For each record here, output an exact copy.

========================================

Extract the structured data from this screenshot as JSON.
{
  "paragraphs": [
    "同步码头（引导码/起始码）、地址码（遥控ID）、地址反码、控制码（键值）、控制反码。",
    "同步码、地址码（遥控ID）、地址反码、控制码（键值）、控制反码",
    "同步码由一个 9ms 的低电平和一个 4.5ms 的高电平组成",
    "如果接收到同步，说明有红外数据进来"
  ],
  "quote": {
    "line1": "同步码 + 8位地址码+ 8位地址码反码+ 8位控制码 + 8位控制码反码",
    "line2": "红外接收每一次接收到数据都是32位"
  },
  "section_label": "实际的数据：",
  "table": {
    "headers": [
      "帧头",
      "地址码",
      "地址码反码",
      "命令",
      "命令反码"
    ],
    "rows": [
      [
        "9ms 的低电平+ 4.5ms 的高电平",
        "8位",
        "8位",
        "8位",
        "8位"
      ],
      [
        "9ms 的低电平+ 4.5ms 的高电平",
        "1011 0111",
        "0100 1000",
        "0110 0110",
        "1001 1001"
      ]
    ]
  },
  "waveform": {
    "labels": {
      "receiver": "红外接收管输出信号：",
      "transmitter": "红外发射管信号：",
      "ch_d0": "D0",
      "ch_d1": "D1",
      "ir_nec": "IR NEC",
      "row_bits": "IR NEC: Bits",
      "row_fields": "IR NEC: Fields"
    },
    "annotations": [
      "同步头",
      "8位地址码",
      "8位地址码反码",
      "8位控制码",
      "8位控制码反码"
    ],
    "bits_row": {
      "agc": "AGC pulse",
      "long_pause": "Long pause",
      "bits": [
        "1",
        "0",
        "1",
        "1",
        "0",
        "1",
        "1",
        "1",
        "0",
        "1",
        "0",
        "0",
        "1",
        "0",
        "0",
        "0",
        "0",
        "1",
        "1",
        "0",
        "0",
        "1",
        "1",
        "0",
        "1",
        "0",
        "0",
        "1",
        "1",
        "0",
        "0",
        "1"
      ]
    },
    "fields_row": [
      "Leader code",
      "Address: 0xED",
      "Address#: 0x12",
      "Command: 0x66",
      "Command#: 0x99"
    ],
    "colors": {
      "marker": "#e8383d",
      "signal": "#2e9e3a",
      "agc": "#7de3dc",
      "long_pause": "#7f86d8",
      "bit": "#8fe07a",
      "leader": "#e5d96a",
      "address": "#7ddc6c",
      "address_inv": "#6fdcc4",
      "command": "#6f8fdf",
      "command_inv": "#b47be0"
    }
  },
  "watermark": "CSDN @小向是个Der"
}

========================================

* Worked solution
Extract the structured data from this screenshot as JSON.
{
  "paragraphs": [
    "同步码头（引导码/起始码）、地址码（遥控ID）、地址反码、控制码（键值）、控制反码。",
    "同步码、地址码（遥控ID）、地址反码、控制码（键值）、控制反码",
    "同步码由一个 9ms 的低电平和一个 4.5ms 的高电平组成",
    "如果接收到同步，说明有红外数据进来"
  ],
  "quote": {
    "line1": "同步码 + 8位地址码+ 8位地址码反码+ 8位控制码 + 8位控制码反码",
    "line2": "红外接收每一次接收到数据都是32位"
  },
  "section_label": "实际的数据：",
  "table": {
    "headers": [
      "帧头",
      "地址码",
      "地址码反码",
      "命令",
      "命令反码"
    ],
    "rows": [
      [
        "9ms 的低电平+ 4.5ms 的高电平",
        "8位",
        "8位",
        "8位",
        "8位"
      ],
      [
        "9ms 的低电平+ 4.5ms 的高电平",
        "1011 0111",
        "0100 1000",
        "0110 0110",
        "1001 1001"
      ]
    ]
  },
  "waveform": {
    "labels": {
      "receiver": "红外接收管输出信号：",
      "transmitter": "红外发射管信号：",
      "ch_d0": "D0",
      "ch_d1": "D1",
      "ir_nec": "IR NEC",
      "row_bits": "IR NEC: Bits",
      "row_fields": "IR NEC: Fields"
    },
    "annotations": [
      "同步头",
      "8位地址码",
      "8位地址码反码",
      "8位控制码",
      "8位控制码反码"
    ],
    "bits_row": {
      "agc": "AGC pulse",
      "long_pause": "Long pause",
      "bits": [
        "1",
        "0",
        "1",
        "1",
        "0",
        "1",
        "1",
        "1",
        "0",
        "1",
        "0",
        "0",
        "1",
        "0",
        "0",
        "0",
        "0",
        "1",
        "1",
        "0",
        "0",
        "1",
        "1",
        "0",
        "1",
        "0",
        "0",
        "1",
        "1",
        "0",
        "0",
        "1"
      ]
    },
    "fields_row": [
      "Leader code",
      "Address: 0xED",
      "Address#: 0x12",
      "Command: 0x66",
      "Command#: 0x99"
    ],
    "colors": {
      "marker": "#e8383d",
      "signal": "#2e9e3a",
      "agc": "#7de3dc",
      "long_pause": "#7f86d8",
      "bit": "#8fe07a",
      "leader": "#e5d96a",
      "address": "#7ddc6c",
      "address_inv": "#6fdcc4",
      "command": "#6f8fdf",
      "command_inv": "#b47be0"
    }
  },
  "watermark": "CSDN @小向是个Der"
}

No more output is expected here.